NOT CONFIDENT: Antonio Pierce is playing this up as if everything is fine, and that there's nothing taking his focus way from football. After watching him and the rest of the defense today, I wouldn't necessarily agree. It may be unfair to lay everything on Antonio, but he was not on his game today and was surprised to see that he led the team with 12 tackles. Pierce seemed to commit himself way too often one way or another while shadowing Brian Westbrook, especially on the touchdown pass; Westbrook broke out of a cluster of bodies behind the line of scrimmage and turned to face McNabb. Pierce started to break toward him, but Westbrook slipped a little to the outside and caught Pierce out of position. Westbrook caught the ball and ran right past pierce for the TD. I'm curios to know if anyone else thought that Chase Blackburn should have taken over for him at some point in the second half? He just seemed out of it.
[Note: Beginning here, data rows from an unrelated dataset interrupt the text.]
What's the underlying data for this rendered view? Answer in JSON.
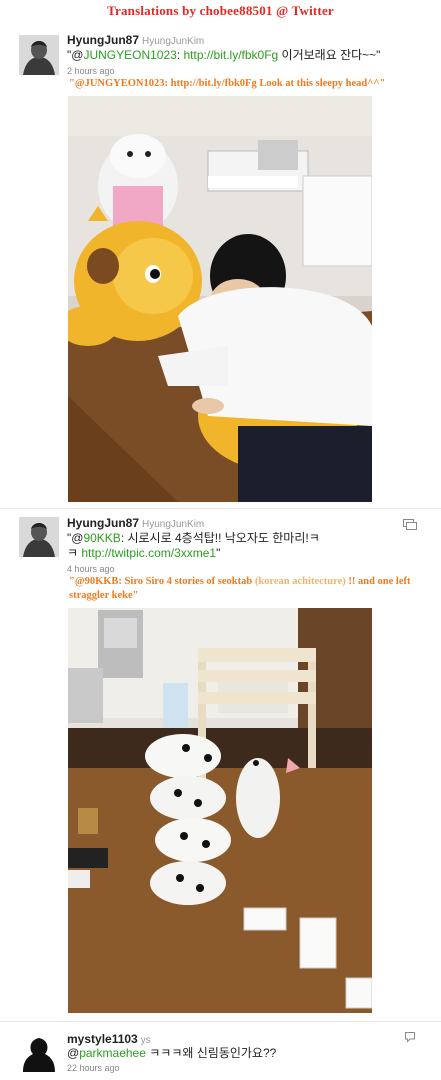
{
  "banner": "Translations by chobee88501 @ Twitter",
  "tweets": [
    {
      "username": "HyungJun87",
      "real_name": "HyungJunKim",
      "text_prefix": "\"@",
      "mention": "JUNGYEON1023",
      "text_mid": ": ",
      "link": "http://bit.ly/fbk0Fg",
      "text_suffix": " 이거보래요 잔다~~\"",
      "time": "2 hours ago",
      "translation": "\"@JUNGYEON1023: http://bit.ly/fbk0Fg Look at this sleepy head^^\""
    },
    {
      "username": "HyungJun87",
      "real_name": "HyungJunKim",
      "text_prefix": "\"@",
      "mention": "90KKB",
      "text_line1_rest": ": 시로시로 4층석탑!! 낙오자도 한마리!ㅋ",
      "line2_prefix": "ㅋ ",
      "link": "http://twitpic.com/3xxme1",
      "line2_suffix": "\"",
      "time": "4 hours ago",
      "translation_part1": "\"@90KKB: Siro Siro 4 stories of seoktab ",
      "translation_hl": "(korean achitecture)",
      "translation_part2": " !! and one left straggler keke\""
    },
    {
      "username": "mystyle1103",
      "real_name": "ys",
      "mention": "parkmaehee",
      "text_suffix": " ㅋㅋㅋ왜 신림동인가요??",
      "time": "22 hours ago"
    }
  ],
  "icons": {
    "retweet": "retweet-icon",
    "reply": "reply-icon"
  },
  "colors": {
    "banner": "#e8261e",
    "translation": "#f07a1e",
    "link": "#2a9e1f"
  }
}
NOT CONFIDENT: The latest word is that Brandon Jacobs' knee injury isn't that serious. While that's great news, my first thought was - "Really? He limped off the field and stood on the sidelines for the rest of the game, but it's not serious... If wasn't serious, why didn't he get back out there ? And if it was even a little serious, why wasn't he in with the trainers getting it worked on, or resting it?" 

Jacobs left the Ravens game after one quarter with a knee injury; He sat out the Cardinals game, then returned for the Redskins game last week. He left today's game... the running game relies on two things - the offensive line and the consistency of its three moving parts. The last thing the Giants need to worry about is Brandon Jacobs' durability.


stats source: sportsline.com

The views expressed in this blog are solely those of the author and do not reflect the views of CBS Sports or CBSSports.com